- Stream of consciousness. Nao’s writing is filled with tangents, long sentences, and ramblings much like a 16-year-old would have. Being a fan of this already, I applaud Ozeki for being able to get into the mindset of a teen.
- Ruth and her husband read the journal together. It’s nice hearing different perspectives on what is going on in Nao’s journal. It gives a basis of realism. They sort of fill in the blanks with their supposing
- There’s a ton of character growth!
- There are a lot of different themes being tackled.
- Ozeki lost me toward the second half of part three. I didn’t really understand what was going on. This isn’t a musical – you can’t just throw in a dream sequence and expect me to be A-OK with it.
- There’s probably a deeper meaning to the end of Nao’s journal, but I just wasn’t feeling it. Not digging this part.
- Quantum Physics. It was explained for a bit. How there’s alternate worlds and each decision you make splits off into another world. It’s a great concept and very well done in Crichton’s Timeline, but not so much here.
Rating and why: I give it three stars. While I was definitely turned off toward the end of the book, I enjoyed the rest of it. I think the concept is really cool and I could see where Ozeki was going with different aspects, but they just weren’t done as well as previous authors (Crichton, Faulkner, etc).
What do you think? Have you read anything by Ozeki before? What’s your take on different narrators or stream of consciousness? Let me know in the comments below and let’s keep the conversation going!

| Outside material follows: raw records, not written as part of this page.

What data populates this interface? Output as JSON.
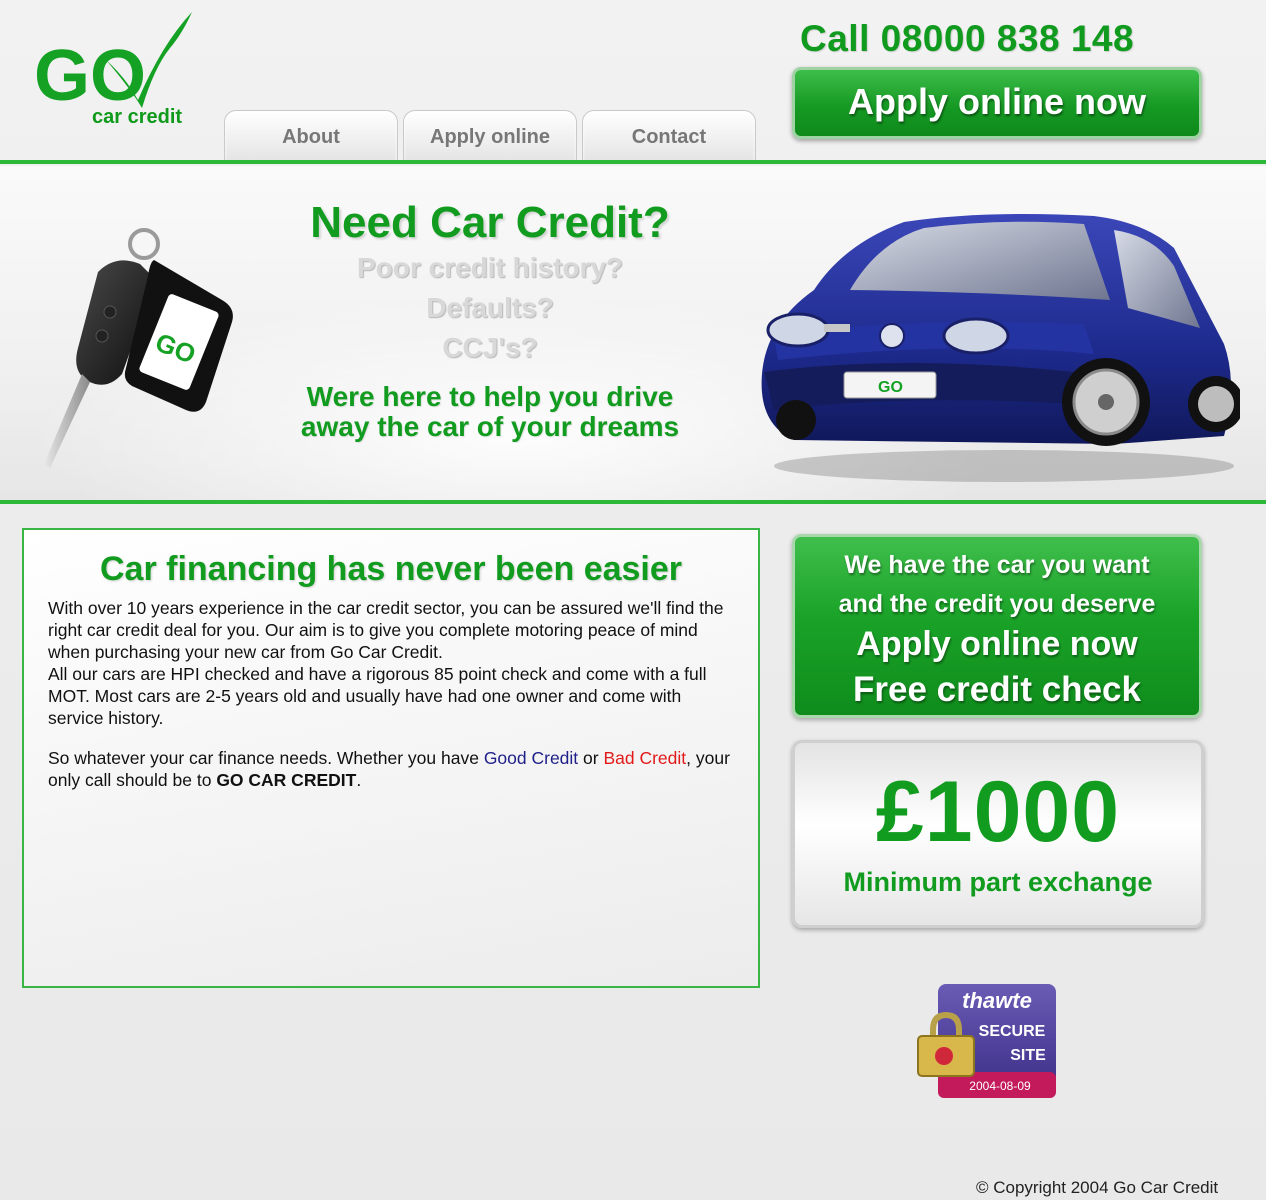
{
  "header": {
    "logo_text": "GO",
    "logo_tagline": "car credit",
    "phone": "Call 08000 838 148",
    "apply_button": "Apply online now"
  },
  "nav": {
    "tabs": [
      {
        "label": "About"
      },
      {
        "label": "Apply online"
      },
      {
        "label": "Contact"
      }
    ]
  },
  "hero": {
    "title": "Need Car Credit?",
    "subtitles": [
      "Poor credit history?",
      "Defaults?",
      "CCJ's?"
    ],
    "tagline_line1": "Were here to help you drive",
    "tagline_line2": "away the car of your dreams"
  },
  "content": {
    "title": "Car financing has never been easier",
    "paragraph1": "With over 10 years experience in the car credit sector, you can be assured we'll find the right car credit deal for you. Our aim is to give you complete motoring peace of mind when purchasing your new car from Go Car Credit.",
    "paragraph2": "All our cars are HPI checked and have a rigorous 85 point check and come with a full MOT. Most cars are 2-5 years old and usually have had one owner and come with service history.",
    "p3_prefix": "So whatever your car finance needs. Whether you have ",
    "p3_good": "Good Credit",
    "p3_or": " or ",
    "p3_bad": "Bad Credit",
    "p3_mid": ", your only call should be to ",
    "p3_brand": "GO CAR CREDIT",
    "p3_end": "."
  },
  "promo": {
    "line1": "We have the car you want",
    "line2": "and the credit you deserve",
    "line3": "Apply online now",
    "line4": "Free credit check"
  },
  "exchange": {
    "amount": "£1000",
    "label": "Minimum part exchange"
  },
  "badge": {
    "brand": "thawte",
    "line1": "SECURE",
    "line2": "SITE",
    "date": "2004-08-09"
  },
  "footer": {
    "copyright": "© Copyright 2004 Go Car Credit"
  },
  "colors": {
    "brand_green": "#119b1f",
    "button_green": "#1aa328",
    "bad_red": "#e21a1a",
    "good_navy": "#1f1f8a"
  }
}
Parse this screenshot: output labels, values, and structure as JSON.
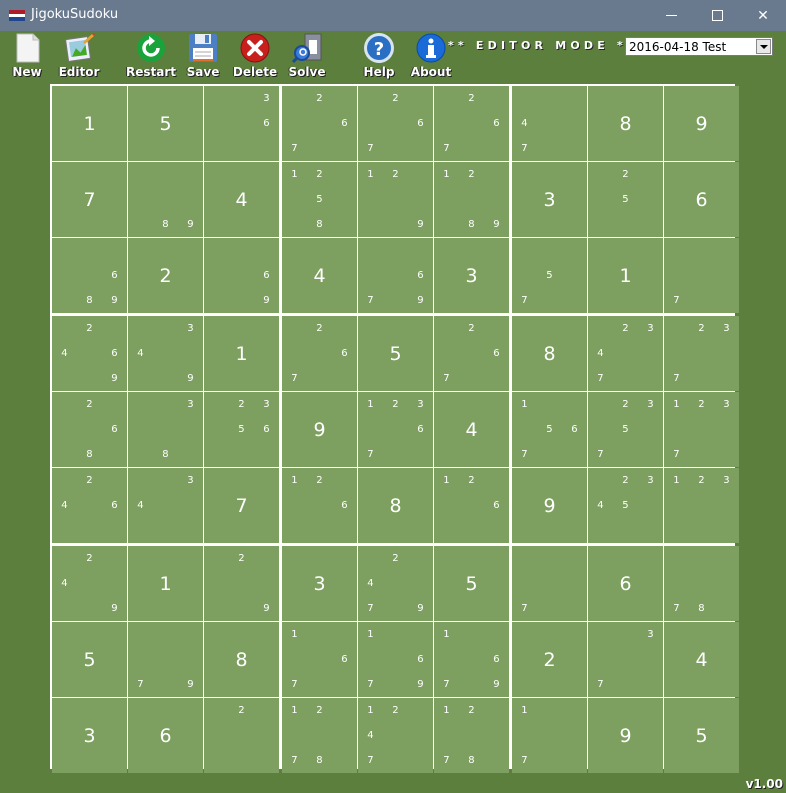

Like. Comment. Follow. A new book review to come out next Monday.
Until next time my fellow bibliophiles!